*Work required*
Check each line of the records below for the word "turned" and copy those where it appears.

[[ Record excerpts, beginning ]]

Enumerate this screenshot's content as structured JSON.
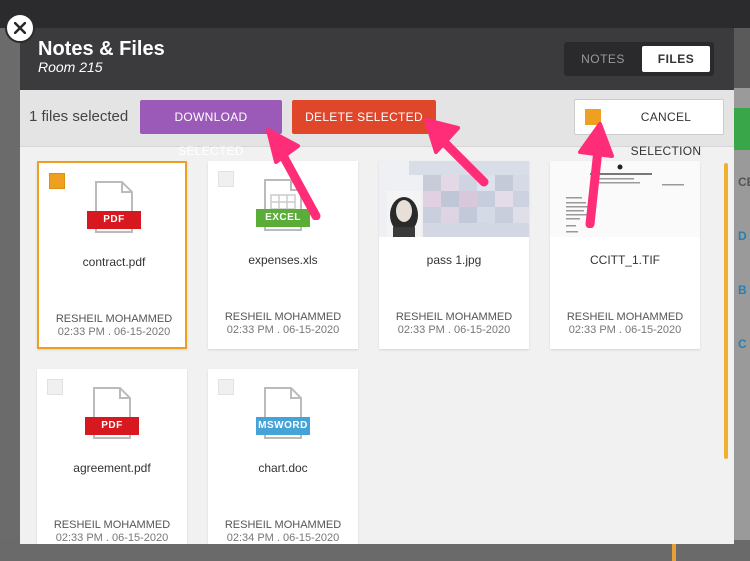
{
  "modal": {
    "title": "Notes & Files",
    "subtitle": "Room 215",
    "tabs": [
      {
        "label": "NOTES",
        "active": false
      },
      {
        "label": "FILES",
        "active": true
      }
    ]
  },
  "action_bar": {
    "selected_count": "1 files selected",
    "download_label": "DOWNLOAD SELECTED",
    "delete_label": "DELETE SELECTED",
    "cancel_label": "CANCEL SELECTION"
  },
  "files": [
    {
      "name": "contract.pdf",
      "type": "PDF",
      "owner": "RESHEIL MOHAMMED",
      "timestamp": "02:33 PM . 06-15-2020",
      "selected": true
    },
    {
      "name": "expenses.xls",
      "type": "EXCEL",
      "owner": "RESHEIL MOHAMMED",
      "timestamp": "02:33 PM . 06-15-2020",
      "selected": false
    },
    {
      "name": "pass 1.jpg",
      "type": "image",
      "owner": "RESHEIL MOHAMMED",
      "timestamp": "02:33 PM . 06-15-2020",
      "selected": false
    },
    {
      "name": "CCITT_1.TIF",
      "type": "image",
      "owner": "RESHEIL MOHAMMED",
      "timestamp": "02:33 PM . 06-15-2020",
      "selected": false
    },
    {
      "name": "agreement.pdf",
      "type": "PDF",
      "owner": "RESHEIL MOHAMMED",
      "timestamp": "02:33 PM . 06-15-2020",
      "selected": false
    },
    {
      "name": "chart.doc",
      "type": "MSWORD",
      "owner": "RESHEIL MOHAMMED",
      "timestamp": "02:34 PM . 06-15-2020",
      "selected": false
    }
  ],
  "background": {
    "right_letters": [
      "CE",
      "D",
      "B",
      "C"
    ]
  },
  "colors": {
    "accent": "#f0a020",
    "download": "#9b5ab8",
    "delete": "#e0462a",
    "arrow": "#ff2d78",
    "header": "#3b3b3e"
  }
}
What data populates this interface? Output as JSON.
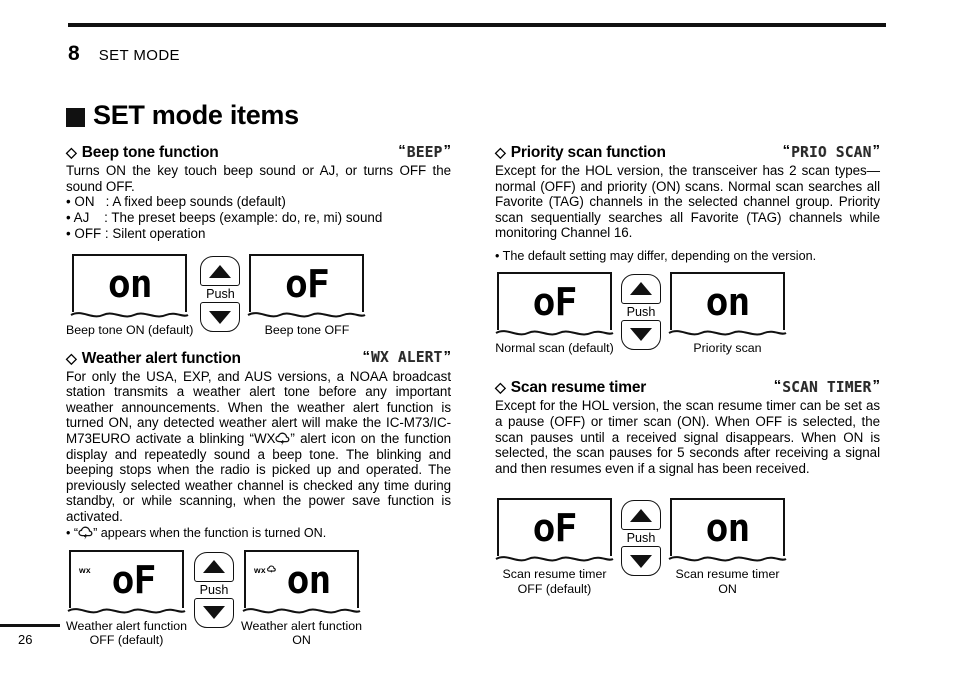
{
  "header": {
    "chapter_number": "8",
    "chapter_title": "SET MODE"
  },
  "main_title": "SET mode items",
  "footer": {
    "page_number": "26"
  },
  "common": {
    "diamond": "◇",
    "quote_open": "“",
    "quote_close": "”",
    "push_label": "Push",
    "wx_indicator": "wx"
  },
  "sections": {
    "beep": {
      "title": "Beep tone function",
      "lcd_label": "BEEP",
      "body": "Turns ON the key touch beep sound or AJ, or turns OFF the sound OFF.",
      "bullets": [
        "• ON   : A fixed beep sounds (default)",
        "• AJ    : The preset beeps (example: do, re, mi) sound",
        "• OFF : Silent operation"
      ],
      "figures": {
        "left": {
          "digits": "on",
          "caption": "Beep tone ON (default)"
        },
        "right": {
          "digits": "oF",
          "caption": "Beep tone OFF"
        }
      }
    },
    "weather_alert": {
      "title": "Weather alert function",
      "lcd_label": "WX ALERT",
      "body_part1": "For only the USA, EXP, and AUS versions, a NOAA broadcast station transmits a weather alert tone before any important weather announcements. When the weather alert function is turned ON, any detected weather alert will make the IC-M73/IC-M73EURO activate a blinking “WX",
      "body_part2": "” alert icon on the function display and repeatedly sound a beep tone. The blinking and beeping stops when the radio is picked up and operated. The previously selected weather channel is checked any time during standby, or while scanning, when the power save function is activated.",
      "note_prefix": "• “",
      "note_suffix": "” appears when the function is turned ON.",
      "figures": {
        "left": {
          "digits": "oF",
          "indicator": "wx",
          "caption": "Weather alert function\nOFF (default)"
        },
        "right": {
          "digits": "on",
          "indicator": "wx",
          "caption": "Weather alert function\nON"
        }
      }
    },
    "priority_scan": {
      "title": "Priority scan function",
      "lcd_label": "PRIO SCAN",
      "body": "Except for the HOL version, the transceiver has 2 scan types— normal (OFF) and priority (ON) scans. Normal scan searches all Favorite (TAG) channels in the selected channel group. Priority scan sequentially searches all Favorite (TAG) channels while monitoring Channel 16.",
      "note": "• The default setting may differ, depending on the version.",
      "figures": {
        "left": {
          "digits": "oF",
          "caption": "Normal scan (default)"
        },
        "right": {
          "digits": "on",
          "caption": "Priority scan"
        }
      }
    },
    "scan_resume_timer": {
      "title": "Scan resume timer",
      "lcd_label": "SCAN TIMER",
      "body": "Except for the HOL version, the scan resume timer can be set as a pause (OFF) or timer scan (ON). When OFF is selected, the scan pauses until a received signal disappears. When ON is selected, the scan pauses for 5 seconds after receiving a signal and then resumes even if a signal has been received.",
      "figures": {
        "left": {
          "digits": "oF",
          "caption": "Scan resume timer\nOFF (default)"
        },
        "right": {
          "digits": "on",
          "caption": "Scan resume timer\nON"
        }
      }
    }
  },
  "colors": {
    "ink": "#111111",
    "page": "#ffffff"
  }
}
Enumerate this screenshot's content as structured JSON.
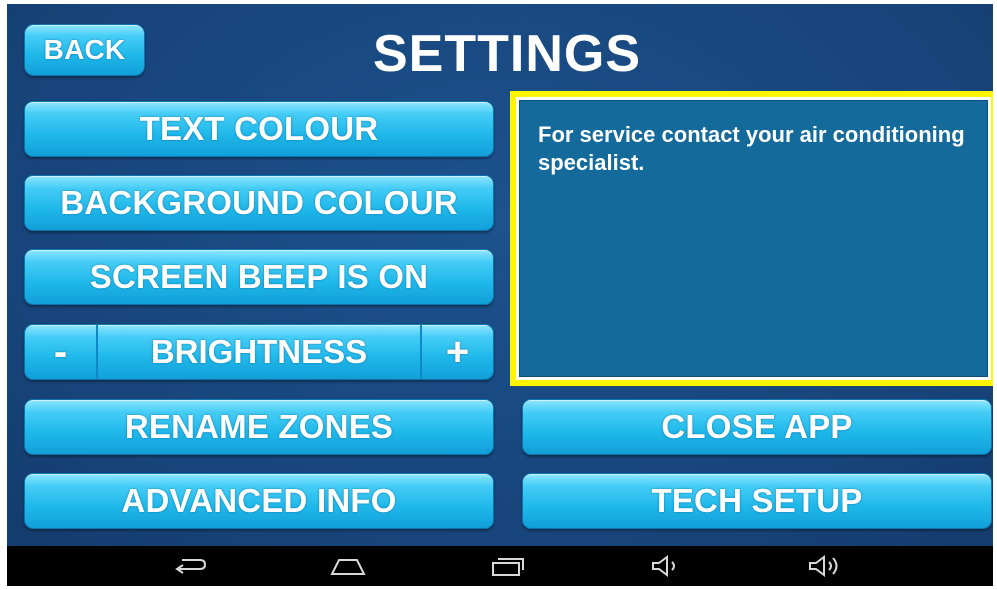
{
  "header": {
    "title": "SETTINGS",
    "back_label": "BACK"
  },
  "left_buttons": {
    "text_colour": "TEXT COLOUR",
    "background_colour": "BACKGROUND COLOUR",
    "screen_beep": "SCREEN BEEP IS ON",
    "brightness_minus": "-",
    "brightness_label": "BRIGHTNESS",
    "brightness_plus": "+",
    "rename_zones": "RENAME ZONES",
    "advanced_info": "ADVANCED INFO"
  },
  "right_buttons": {
    "close_app": "CLOSE APP",
    "tech_setup": "TECH SETUP"
  },
  "info_panel": {
    "message": "For service contact your air conditioning specialist.",
    "highlight_color": "#fff500"
  },
  "navbar": {
    "icons": [
      "back-arrow-icon",
      "home-icon",
      "recent-apps-icon",
      "volume-down-icon",
      "volume-up-icon"
    ]
  },
  "colors": {
    "background": "#17447a",
    "button": "#1fb8ea",
    "panel": "#136a9b"
  }
}
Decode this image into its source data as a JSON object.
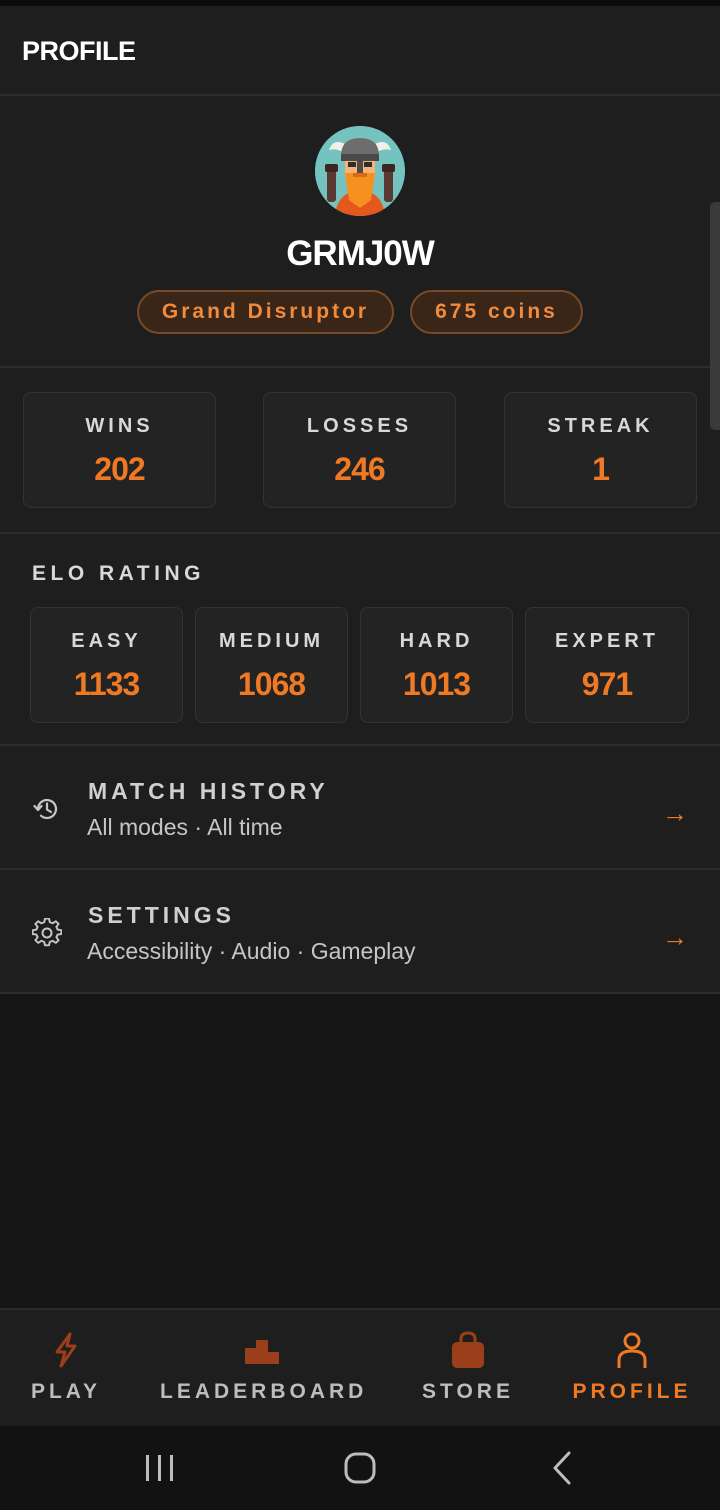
{
  "header": {
    "title": "PROFILE"
  },
  "profile": {
    "username": "GRMJ0W",
    "title_badge": "Grand Disruptor",
    "coins_badge": "675 coins"
  },
  "stats": [
    {
      "label": "WINS",
      "value": "202"
    },
    {
      "label": "LOSSES",
      "value": "246"
    },
    {
      "label": "STREAK",
      "value": "1"
    }
  ],
  "elo": {
    "heading": "ELO RATING",
    "ratings": [
      {
        "label": "EASY",
        "value": "1133"
      },
      {
        "label": "MEDIUM",
        "value": "1068"
      },
      {
        "label": "HARD",
        "value": "1013"
      },
      {
        "label": "EXPERT",
        "value": "971"
      }
    ]
  },
  "menu": [
    {
      "title": "MATCH HISTORY",
      "subtitle": "All modes · All time",
      "icon": "history-icon",
      "arrow": "→"
    },
    {
      "title": "SETTINGS",
      "subtitle": "Accessibility · Audio · Gameplay",
      "icon": "gear-icon",
      "arrow": "→"
    }
  ],
  "nav": {
    "items": [
      {
        "label": "PLAY",
        "icon": "lightning-icon"
      },
      {
        "label": "LEADERBOARD",
        "icon": "podium-icon"
      },
      {
        "label": "STORE",
        "icon": "shopping-bag-icon"
      },
      {
        "label": "PROFILE",
        "icon": "person-icon"
      }
    ],
    "active": "PROFILE"
  },
  "colors": {
    "accent": "#f07a24",
    "background": "#161616",
    "surface": "#1e1e1e",
    "card": "#232323",
    "badge_bg": "#3a2618",
    "badge_border": "#7a4a26"
  }
}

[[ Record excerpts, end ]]

*Expected output*
      "body_part1": "For only the USA, EXP, and AUS versions, a NOAA broadcast station transmits a weather alert tone before any important weather announcements. When the weather alert function is turned ON, any detected weather alert will make the IC-M73/IC-M73EURO activate a blinking “WX",
      "note_suffix": "” appears when the function is turned ON.",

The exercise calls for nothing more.